● **What you have to do**
If a line in the following entries contains the string "name", it counts toward the total; report only that total.

● **Extracted data**
*** Block opens ***

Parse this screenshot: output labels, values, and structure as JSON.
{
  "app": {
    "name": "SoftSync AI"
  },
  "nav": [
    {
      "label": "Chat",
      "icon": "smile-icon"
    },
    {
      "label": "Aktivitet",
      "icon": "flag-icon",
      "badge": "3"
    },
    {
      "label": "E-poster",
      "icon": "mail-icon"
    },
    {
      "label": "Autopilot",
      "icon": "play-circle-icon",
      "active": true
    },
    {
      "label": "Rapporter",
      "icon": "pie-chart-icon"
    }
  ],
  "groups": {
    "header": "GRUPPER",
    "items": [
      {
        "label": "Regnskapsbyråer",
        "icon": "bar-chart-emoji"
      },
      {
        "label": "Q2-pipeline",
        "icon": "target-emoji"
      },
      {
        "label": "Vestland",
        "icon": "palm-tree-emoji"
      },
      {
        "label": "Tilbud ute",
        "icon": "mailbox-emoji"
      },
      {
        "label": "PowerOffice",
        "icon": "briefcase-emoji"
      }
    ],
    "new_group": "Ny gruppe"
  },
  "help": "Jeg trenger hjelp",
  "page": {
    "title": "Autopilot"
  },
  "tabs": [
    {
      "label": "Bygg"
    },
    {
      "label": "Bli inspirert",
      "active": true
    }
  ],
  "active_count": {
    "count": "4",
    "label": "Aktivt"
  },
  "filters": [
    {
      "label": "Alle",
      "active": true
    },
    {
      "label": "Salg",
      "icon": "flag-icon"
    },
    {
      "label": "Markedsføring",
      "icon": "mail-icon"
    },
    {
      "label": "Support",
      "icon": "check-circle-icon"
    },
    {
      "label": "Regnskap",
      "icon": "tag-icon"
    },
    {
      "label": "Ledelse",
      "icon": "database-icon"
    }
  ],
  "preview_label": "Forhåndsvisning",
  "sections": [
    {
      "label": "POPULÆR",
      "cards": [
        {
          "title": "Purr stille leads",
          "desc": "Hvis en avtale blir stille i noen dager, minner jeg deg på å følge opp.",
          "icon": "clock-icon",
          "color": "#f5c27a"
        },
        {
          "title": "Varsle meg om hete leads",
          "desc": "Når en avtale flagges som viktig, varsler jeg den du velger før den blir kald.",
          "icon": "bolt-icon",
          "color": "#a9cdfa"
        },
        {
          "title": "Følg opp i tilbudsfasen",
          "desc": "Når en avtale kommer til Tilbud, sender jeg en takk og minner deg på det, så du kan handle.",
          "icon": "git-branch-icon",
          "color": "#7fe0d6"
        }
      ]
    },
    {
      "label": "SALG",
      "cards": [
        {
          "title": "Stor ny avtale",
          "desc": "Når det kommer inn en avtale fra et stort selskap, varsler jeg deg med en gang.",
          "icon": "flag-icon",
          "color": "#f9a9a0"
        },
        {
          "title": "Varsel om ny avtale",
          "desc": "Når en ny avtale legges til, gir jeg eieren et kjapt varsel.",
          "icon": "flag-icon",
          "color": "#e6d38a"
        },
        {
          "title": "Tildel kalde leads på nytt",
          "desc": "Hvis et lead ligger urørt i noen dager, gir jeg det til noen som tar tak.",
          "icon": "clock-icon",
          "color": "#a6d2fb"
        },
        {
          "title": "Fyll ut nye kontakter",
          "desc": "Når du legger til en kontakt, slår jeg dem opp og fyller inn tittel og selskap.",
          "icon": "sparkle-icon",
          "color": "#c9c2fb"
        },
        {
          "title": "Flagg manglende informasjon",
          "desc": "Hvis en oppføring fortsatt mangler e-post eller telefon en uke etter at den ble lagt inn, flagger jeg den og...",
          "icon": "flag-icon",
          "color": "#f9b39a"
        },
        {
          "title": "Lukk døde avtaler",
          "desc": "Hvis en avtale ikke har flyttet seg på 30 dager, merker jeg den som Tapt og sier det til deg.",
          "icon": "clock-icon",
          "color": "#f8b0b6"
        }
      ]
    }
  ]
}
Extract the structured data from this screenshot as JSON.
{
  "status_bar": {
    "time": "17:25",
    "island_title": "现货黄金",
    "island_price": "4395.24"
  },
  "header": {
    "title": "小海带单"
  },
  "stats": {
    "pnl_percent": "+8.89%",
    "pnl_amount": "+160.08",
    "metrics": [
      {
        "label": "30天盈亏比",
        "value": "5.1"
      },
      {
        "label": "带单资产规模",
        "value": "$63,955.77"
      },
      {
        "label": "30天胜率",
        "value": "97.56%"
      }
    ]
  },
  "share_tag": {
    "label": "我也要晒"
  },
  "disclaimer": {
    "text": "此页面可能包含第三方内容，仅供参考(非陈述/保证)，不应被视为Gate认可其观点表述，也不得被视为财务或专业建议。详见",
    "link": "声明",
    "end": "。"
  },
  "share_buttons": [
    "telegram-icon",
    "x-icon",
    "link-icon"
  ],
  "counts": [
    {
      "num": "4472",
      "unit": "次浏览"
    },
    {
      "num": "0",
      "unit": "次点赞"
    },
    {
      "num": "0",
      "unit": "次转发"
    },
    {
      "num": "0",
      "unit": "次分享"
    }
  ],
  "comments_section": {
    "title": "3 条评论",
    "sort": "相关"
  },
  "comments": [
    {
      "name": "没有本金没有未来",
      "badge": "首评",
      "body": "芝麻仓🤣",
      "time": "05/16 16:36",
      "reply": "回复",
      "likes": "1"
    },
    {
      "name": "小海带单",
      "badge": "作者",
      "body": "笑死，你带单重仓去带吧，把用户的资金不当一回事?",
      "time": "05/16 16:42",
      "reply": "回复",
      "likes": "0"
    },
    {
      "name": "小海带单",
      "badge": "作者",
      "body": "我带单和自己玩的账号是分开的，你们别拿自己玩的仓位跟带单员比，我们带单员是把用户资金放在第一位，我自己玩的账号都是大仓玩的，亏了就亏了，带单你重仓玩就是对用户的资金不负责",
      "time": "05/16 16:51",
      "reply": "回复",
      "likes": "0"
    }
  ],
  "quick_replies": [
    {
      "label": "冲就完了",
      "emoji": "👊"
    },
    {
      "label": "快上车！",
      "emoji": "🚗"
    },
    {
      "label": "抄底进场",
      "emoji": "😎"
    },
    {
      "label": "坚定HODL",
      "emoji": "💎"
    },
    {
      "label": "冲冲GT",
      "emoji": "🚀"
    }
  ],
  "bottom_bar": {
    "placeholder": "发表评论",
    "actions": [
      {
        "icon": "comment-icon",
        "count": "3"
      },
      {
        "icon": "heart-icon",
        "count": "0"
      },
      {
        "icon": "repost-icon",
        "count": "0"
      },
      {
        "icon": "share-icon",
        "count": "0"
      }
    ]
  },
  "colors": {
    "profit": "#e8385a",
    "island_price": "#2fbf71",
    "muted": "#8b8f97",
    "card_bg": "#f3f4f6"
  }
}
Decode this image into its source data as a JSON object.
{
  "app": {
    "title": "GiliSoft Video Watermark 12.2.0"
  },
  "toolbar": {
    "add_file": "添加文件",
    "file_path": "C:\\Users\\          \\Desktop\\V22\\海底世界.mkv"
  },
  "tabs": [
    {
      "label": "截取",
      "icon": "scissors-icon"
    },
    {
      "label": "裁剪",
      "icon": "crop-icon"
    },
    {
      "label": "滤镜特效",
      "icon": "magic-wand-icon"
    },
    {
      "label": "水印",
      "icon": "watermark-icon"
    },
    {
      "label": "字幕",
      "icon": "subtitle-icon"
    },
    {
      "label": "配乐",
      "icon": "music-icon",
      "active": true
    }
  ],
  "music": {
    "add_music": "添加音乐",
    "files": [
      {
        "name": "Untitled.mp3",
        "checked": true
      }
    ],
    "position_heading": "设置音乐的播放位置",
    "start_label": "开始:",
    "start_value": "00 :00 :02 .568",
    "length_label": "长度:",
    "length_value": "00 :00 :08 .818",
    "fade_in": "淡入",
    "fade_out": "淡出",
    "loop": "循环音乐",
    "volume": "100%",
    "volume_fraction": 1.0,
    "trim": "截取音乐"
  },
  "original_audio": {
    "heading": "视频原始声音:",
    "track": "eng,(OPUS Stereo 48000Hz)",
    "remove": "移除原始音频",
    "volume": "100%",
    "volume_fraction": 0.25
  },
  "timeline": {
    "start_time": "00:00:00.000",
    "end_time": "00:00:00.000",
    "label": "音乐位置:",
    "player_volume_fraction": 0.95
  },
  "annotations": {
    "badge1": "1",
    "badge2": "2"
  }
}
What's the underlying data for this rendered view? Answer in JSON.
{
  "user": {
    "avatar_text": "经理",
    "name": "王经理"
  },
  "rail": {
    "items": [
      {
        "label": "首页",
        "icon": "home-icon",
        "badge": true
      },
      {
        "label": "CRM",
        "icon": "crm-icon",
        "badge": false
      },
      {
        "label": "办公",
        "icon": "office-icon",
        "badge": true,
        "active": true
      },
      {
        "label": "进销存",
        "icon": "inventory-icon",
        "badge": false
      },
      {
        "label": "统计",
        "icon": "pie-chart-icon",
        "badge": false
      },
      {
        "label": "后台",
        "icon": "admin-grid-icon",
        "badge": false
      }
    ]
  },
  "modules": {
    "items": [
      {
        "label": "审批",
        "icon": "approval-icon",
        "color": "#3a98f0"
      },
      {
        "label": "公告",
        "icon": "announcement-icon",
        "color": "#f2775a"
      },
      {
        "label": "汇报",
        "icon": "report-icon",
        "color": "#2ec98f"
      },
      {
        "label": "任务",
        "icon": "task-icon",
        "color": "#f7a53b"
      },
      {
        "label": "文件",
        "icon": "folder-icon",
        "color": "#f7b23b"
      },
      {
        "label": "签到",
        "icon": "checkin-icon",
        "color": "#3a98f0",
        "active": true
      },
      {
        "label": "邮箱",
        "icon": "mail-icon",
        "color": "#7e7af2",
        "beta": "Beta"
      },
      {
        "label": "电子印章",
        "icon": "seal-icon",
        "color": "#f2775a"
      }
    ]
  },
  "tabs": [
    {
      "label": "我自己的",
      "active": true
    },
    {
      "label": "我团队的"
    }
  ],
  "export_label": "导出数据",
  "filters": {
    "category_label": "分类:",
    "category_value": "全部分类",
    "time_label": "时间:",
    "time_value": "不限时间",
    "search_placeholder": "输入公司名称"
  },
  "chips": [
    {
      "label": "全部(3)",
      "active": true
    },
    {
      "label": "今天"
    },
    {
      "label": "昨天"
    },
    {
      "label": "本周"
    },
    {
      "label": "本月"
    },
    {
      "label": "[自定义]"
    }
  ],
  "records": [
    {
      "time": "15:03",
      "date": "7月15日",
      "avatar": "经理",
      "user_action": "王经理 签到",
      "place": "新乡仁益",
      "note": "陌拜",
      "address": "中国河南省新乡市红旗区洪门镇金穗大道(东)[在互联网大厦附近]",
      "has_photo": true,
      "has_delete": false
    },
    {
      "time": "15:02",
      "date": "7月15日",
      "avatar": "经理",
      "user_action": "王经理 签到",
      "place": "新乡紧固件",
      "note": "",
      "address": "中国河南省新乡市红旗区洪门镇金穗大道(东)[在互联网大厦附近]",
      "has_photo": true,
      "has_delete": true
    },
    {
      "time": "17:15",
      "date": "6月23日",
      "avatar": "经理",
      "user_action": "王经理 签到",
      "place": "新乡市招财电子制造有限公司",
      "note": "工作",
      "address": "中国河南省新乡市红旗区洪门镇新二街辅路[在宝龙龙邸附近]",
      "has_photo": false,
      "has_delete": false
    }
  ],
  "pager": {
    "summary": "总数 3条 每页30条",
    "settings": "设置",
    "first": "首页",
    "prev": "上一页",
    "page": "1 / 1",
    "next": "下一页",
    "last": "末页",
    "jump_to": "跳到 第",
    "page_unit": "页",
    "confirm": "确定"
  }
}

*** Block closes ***

● **Written answer**
6